Carrying the child to term and spending a few final moments with the child allows the mother and the family to come to terms with their child’s death and to spend a short-time with their child before his/her passing. This child’s short life will be filled with love rather than violently ended in the womb.
Have a discussion on your campus about the Iceland Down Syndrome crisis, how would you respond if the US started doing this? This will spark conversation about human rights and when life begins. RECRUITMENT!
In the Box
Fetal Abnormalities postcard
Down Syndrome Facts Flyer
Human Rights Tabletop Preview- ask your RC about bringing it to your campus
Increasing and improving media coverage can have great impacts for your group.
Designate one group member (or a committee of students) to be responsible for media relations. By getting coverage at your school and community media, you can reach new audiences that wouldn’t normally know about your group. As much as possible, you want to be able to influence positive coverage for your group. Build relationships with local media and encourage group members to join the staff of the school newspaper.
1. Go to www.newslink.org to find a listing of media outlets for your area. Get in touch with state and local media contacts. Use all forms of media: television, radio, and print. You will generally have the most success with your school newspaper, local media, and pro-life or Christian media.
2. Get advance coverage through feature stories. Before your event actually happens, you may be able to get coverage through a feature story of your main speaker, your group, a member, or through another angle that is relevant before the event actually takes place. For example, if a woman your group helped at a local pregnancy resource center starts attending your school, make sure that the school newspaper writes an article on her, cites your group, and mentions the upcoming event.
3. Prepare and send a press advisory one month before your event.
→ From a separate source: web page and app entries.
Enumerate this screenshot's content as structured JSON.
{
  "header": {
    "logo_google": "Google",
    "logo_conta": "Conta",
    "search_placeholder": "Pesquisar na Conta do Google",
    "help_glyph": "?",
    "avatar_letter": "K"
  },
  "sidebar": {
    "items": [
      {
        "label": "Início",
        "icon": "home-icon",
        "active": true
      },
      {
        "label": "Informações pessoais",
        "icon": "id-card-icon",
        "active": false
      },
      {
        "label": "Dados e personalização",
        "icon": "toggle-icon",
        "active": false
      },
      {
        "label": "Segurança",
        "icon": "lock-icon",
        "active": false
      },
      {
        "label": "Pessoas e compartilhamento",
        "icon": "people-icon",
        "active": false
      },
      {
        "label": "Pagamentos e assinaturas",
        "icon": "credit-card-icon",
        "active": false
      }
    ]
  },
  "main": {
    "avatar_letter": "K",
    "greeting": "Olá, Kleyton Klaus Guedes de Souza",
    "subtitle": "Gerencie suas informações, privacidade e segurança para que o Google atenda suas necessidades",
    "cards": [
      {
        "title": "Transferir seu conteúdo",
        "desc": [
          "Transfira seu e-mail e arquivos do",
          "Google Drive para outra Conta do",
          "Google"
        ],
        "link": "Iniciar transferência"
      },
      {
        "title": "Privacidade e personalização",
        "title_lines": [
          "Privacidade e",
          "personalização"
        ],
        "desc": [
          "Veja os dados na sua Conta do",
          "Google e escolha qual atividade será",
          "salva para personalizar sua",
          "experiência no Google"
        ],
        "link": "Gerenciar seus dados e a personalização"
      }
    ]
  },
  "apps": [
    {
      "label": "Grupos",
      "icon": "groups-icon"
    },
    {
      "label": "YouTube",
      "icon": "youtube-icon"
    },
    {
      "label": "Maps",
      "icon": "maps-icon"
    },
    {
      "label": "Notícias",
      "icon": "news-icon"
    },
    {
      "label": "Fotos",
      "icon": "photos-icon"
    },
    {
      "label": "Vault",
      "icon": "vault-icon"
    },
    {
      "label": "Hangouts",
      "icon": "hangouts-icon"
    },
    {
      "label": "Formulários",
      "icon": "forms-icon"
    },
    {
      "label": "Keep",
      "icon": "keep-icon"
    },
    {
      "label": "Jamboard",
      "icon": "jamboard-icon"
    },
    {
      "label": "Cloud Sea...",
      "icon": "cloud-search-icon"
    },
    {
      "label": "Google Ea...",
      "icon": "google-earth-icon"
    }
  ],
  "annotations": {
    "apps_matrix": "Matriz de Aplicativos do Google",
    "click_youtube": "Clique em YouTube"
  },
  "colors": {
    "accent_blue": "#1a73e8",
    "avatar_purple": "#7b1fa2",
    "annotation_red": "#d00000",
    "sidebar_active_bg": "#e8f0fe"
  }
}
Send another a week before the event. The advisory should go to local calendar editors, all your media outlets, and to the local contacts for wire services, like www.reuters.com, www.cnsnews.com, www.breitbart.com, and www.ap.org. The press advisory should cover three things. First, answer the basics: who, what, where, when, and why. Second, include a quote that could be used in a news story. Third, write a short paragraph explaining your group.
4. Prepare and send a compelling press release that reads like a news story. The press release should be longer and more detailed than the advisory, but not more than one page. The first sentence is especially important and should include the most important information. Include quotes from a couple of different people and an explanation of your group. Also include a schedule and list of speakers, if applicable. As in the press advisory, list the date, your name and contact information, and the name of the group. Use the SFLA sample press release as an example.
5. The key to having your event covered is to make it interesting and easy for the journalist. Call them the day before the event to remind them and ask if they are coming. Create something visual for the media to photograph, such as a display or poster. Have a designated media area at the event and make sure that volunteers are available to answer their questions or identify key people they may be interested in talking to. Give each reporter a press kit with information about your group and the event that will help them write their article. Follow up with them after the event and make sure that they have all the information they need. Remember: Make it easy for them to write a great article about your event!